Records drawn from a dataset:
● ● ● ● ● ● ●

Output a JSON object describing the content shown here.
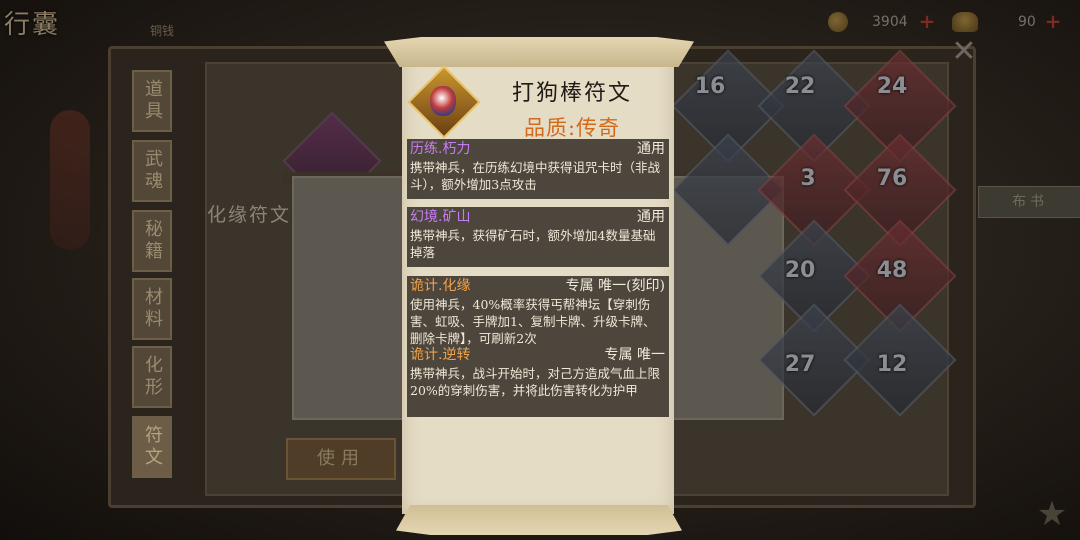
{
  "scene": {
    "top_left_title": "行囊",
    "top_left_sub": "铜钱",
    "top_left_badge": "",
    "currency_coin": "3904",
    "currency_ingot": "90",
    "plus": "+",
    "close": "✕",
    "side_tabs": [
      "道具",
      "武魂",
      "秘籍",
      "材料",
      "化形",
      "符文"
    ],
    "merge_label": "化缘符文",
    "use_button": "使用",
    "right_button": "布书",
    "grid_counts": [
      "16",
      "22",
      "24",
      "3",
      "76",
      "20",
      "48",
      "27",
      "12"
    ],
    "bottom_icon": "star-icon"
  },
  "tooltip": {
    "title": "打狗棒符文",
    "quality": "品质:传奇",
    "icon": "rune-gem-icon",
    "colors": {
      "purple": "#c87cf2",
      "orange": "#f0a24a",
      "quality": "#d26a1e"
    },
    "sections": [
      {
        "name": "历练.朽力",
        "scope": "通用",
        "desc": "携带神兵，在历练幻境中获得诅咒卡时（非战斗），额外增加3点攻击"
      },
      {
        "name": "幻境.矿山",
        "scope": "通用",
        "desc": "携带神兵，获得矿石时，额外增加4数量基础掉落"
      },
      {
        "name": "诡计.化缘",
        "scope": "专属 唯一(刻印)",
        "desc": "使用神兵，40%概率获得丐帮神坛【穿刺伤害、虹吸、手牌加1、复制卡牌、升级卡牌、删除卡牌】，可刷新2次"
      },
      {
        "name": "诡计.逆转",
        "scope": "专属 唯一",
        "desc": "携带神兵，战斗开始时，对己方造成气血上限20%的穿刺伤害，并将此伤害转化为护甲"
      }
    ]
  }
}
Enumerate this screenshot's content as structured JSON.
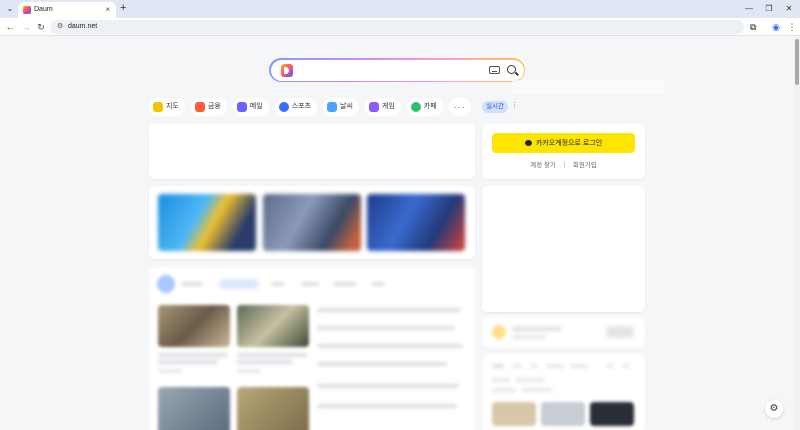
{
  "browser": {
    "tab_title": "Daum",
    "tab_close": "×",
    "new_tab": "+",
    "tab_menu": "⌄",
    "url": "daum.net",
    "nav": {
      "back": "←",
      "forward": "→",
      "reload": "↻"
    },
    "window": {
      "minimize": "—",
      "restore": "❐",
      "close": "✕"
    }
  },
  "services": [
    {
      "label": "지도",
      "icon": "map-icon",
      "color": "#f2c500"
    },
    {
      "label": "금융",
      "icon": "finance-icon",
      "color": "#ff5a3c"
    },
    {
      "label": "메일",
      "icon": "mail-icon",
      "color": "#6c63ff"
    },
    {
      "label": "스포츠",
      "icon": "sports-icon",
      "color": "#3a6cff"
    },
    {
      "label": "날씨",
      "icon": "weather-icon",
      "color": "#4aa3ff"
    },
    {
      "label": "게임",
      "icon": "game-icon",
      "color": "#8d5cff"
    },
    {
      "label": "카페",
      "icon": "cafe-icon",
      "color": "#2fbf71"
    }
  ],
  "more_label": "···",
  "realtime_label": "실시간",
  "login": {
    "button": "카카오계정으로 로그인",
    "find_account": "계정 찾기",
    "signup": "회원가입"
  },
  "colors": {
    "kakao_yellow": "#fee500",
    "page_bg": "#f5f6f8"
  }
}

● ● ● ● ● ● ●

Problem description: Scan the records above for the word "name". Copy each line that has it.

Solution to this task:
        "name": "历练.朽力",
        "name": "幻境.矿山",
        "name": "诡计.化缘",
        "name": "诡计.逆转",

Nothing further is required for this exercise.